• **What you need to do**
Every entry needs to appear again exactly as written below.

Data about app and page elements
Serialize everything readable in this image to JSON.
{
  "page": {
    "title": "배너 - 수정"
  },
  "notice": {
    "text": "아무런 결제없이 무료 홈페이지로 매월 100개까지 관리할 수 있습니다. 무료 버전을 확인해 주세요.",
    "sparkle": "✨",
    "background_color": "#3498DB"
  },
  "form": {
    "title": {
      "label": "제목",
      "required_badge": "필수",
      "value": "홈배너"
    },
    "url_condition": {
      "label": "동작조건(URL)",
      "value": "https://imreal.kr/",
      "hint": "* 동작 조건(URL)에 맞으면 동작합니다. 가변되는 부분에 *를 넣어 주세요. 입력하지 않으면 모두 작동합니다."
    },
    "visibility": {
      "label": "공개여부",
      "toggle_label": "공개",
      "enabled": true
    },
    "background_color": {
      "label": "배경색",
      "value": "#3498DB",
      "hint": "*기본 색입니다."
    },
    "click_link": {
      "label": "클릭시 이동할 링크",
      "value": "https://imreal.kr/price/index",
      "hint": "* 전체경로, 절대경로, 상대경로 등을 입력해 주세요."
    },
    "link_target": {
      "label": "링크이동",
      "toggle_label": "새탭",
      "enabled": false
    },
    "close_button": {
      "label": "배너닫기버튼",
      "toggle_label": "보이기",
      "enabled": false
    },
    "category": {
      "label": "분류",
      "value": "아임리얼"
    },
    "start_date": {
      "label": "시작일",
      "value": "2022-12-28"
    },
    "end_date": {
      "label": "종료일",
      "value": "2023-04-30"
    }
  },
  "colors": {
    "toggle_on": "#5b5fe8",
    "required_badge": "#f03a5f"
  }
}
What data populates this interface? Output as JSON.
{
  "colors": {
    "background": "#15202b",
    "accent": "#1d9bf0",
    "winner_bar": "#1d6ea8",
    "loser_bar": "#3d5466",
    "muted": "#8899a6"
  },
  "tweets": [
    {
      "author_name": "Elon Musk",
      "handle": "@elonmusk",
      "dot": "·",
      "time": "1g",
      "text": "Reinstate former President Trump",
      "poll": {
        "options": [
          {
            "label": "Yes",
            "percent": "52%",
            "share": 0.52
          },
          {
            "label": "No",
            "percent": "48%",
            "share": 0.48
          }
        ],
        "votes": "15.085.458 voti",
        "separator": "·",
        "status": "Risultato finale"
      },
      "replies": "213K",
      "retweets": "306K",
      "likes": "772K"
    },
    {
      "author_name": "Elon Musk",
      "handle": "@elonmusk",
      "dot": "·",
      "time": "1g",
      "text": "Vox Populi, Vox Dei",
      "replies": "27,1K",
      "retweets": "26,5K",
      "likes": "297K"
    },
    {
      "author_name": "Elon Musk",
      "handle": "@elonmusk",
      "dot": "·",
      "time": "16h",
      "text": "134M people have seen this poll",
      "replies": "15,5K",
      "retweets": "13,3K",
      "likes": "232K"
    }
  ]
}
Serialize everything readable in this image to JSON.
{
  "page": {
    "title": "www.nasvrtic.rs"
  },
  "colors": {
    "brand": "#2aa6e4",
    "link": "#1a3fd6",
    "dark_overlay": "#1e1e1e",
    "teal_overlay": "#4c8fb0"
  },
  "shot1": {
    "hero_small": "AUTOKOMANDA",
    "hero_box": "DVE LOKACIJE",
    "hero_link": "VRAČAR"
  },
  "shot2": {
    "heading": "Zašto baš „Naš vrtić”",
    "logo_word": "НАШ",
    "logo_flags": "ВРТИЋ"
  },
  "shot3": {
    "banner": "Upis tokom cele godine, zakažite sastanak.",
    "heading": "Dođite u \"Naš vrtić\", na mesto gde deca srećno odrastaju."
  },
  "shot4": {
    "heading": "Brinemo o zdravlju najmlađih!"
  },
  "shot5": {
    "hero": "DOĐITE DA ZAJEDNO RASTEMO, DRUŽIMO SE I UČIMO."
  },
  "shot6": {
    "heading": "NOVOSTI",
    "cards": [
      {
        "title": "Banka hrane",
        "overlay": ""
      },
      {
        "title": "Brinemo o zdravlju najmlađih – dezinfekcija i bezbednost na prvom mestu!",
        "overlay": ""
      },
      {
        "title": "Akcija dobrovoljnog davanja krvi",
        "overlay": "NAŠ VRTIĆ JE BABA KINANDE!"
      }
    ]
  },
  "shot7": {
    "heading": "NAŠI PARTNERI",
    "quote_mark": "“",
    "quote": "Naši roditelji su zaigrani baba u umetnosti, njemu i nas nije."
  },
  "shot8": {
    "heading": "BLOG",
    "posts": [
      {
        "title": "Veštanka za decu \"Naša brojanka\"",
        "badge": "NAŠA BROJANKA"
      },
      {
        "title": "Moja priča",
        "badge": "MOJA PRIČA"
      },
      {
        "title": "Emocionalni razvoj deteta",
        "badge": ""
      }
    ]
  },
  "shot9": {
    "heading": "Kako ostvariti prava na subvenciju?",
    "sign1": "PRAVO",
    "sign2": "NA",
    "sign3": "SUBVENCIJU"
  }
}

• **Solution for this exercise**
Serialize everything readable in this image to JSON.
{
  "page": {
    "title": "배너 - 수정"
  },
  "notice": {
    "text": "아무런 결제없이 무료 홈페이지로 매월 100개까지 관리할 수 있습니다. 무료 버전을 확인해 주세요.",
    "sparkle": "✨",
    "background_color": "#3498DB"
  },
  "form": {
    "title": {
      "label": "제목",
      "required_badge": "필수",
      "value": "홈배너"
    },
    "url_condition": {
      "label": "동작조건(URL)",
      "value": "https://imreal.kr/",
      "hint": "* 동작 조건(URL)에 맞으면 동작합니다. 가변되는 부분에 *를 넣어 주세요. 입력하지 않으면 모두 작동합니다."
    },
    "visibility": {
      "label": "공개여부",
      "toggle_label": "공개",
      "enabled": true
    },
    "background_color": {
      "label": "배경색",
      "value": "#3498DB",
      "hint": "*기본 색입니다."
    },
    "click_link": {
      "label": "클릭시 이동할 링크",
      "value": "https://imreal.kr/price/index",
      "hint": "* 전체경로, 절대경로, 상대경로 등을 입력해 주세요."
    },
    "link_target": {
      "label": "링크이동",
      "toggle_label": "새탭",
      "enabled": false
    },
    "close_button": {
      "label": "배너닫기버튼",
      "toggle_label": "보이기",
      "enabled": false
    },
    "category": {
      "label": "분류",
      "value": "아임리얼"
    },
    "start_date": {
      "label": "시작일",
      "value": "2022-12-28"
    },
    "end_date": {
      "label": "종료일",
      "value": "2023-04-30"
    }
  },
  "colors": {
    "toggle_on": "#5b5fe8",
    "required_badge": "#f03a5f"
  }
}
What data populates this interface? Output as JSON.
{
  "colors": {
    "background": "#15202b",
    "accent": "#1d9bf0",
    "winner_bar": "#1d6ea8",
    "loser_bar": "#3d5466",
    "muted": "#8899a6"
  },
  "tweets": [
    {
      "author_name": "Elon Musk",
      "handle": "@elonmusk",
      "dot": "·",
      "time": "1g",
      "text": "Reinstate former President Trump",
      "poll": {
        "options": [
          {
            "label": "Yes",
            "percent": "52%",
            "share": 0.52
          },
          {
            "label": "No",
            "percent": "48%",
            "share": 0.48
          }
        ],
        "votes": "15.085.458 voti",
        "separator": "·",
        "status": "Risultato finale"
      },
      "replies": "213K",
      "retweets": "306K",
      "likes": "772K"
    },
    {
      "author_name": "Elon Musk",
      "handle": "@elonmusk",
      "dot": "·",
      "time": "1g",
      "text": "Vox Populi, Vox Dei",
      "replies": "27,1K",
      "retweets": "26,5K",
      "likes": "297K"
    },
    {
      "author_name": "Elon Musk",
      "handle": "@elonmusk",
      "dot": "·",
      "time": "16h",
      "text": "134M people have seen this poll",
      "replies": "15,5K",
      "retweets": "13,3K",
      "likes": "232K"
    }
  ]
}
Serialize everything readable in this image to JSON.
{
  "page": {
    "title": "www.nasvrtic.rs"
  },
  "colors": {
    "brand": "#2aa6e4",
    "link": "#1a3fd6",
    "dark_overlay": "#1e1e1e",
    "teal_overlay": "#4c8fb0"
  },
  "shot1": {
    "hero_small": "AUTOKOMANDA",
    "hero_box": "DVE LOKACIJE",
    "hero_link": "VRAČAR"
  },
  "shot2": {
    "heading": "Zašto baš „Naš vrtić”",
    "logo_word": "НАШ",
    "logo_flags": "ВРТИЋ"
  },
  "shot3": {
    "banner": "Upis tokom cele godine, zakažite sastanak.",
    "heading": "Dođite u \"Naš vrtić\", na mesto gde deca srećno odrastaju."
  },
  "shot4": {
    "heading": "Brinemo o zdravlju najmlađih!"
  },
  "shot5": {
    "hero": "DOĐITE DA ZAJEDNO RASTEMO, DRUŽIMO SE I UČIMO."
  },
  "shot6": {
    "heading": "NOVOSTI",
    "cards": [
      {
        "title": "Banka hrane",
        "overlay": ""
      },
      {
        "title": "Brinemo o zdravlju najmlađih – dezinfekcija i bezbednost na prvom mestu!",
        "overlay": ""
      },
      {
        "title": "Akcija dobrovoljnog davanja krvi",
        "overlay": "NAŠ VRTIĆ JE BABA KINANDE!"
      }
    ]
  },
  "shot7": {
    "heading": "NAŠI PARTNERI",
    "quote_mark": "“",
    "quote": "Naši roditelji su zaigrani baba u umetnosti, njemu i nas nije."
  },
  "shot8": {
    "heading": "BLOG",
    "posts": [
      {
        "title": "Veštanka za decu \"Naša brojanka\"",
        "badge": "NAŠA BROJANKA"
      },
      {
        "title": "Moja priča",
        "badge": "MOJA PRIČA"
      },
      {
        "title": "Emocionalni razvoj deteta",
        "badge": ""
      }
    ]
  },
  "shot9": {
    "heading": "Kako ostvariti prava na subvenciju?",
    "sign1": "PRAVO",
    "sign2": "NA",
    "sign3": "SUBVENCIJU"
  }
}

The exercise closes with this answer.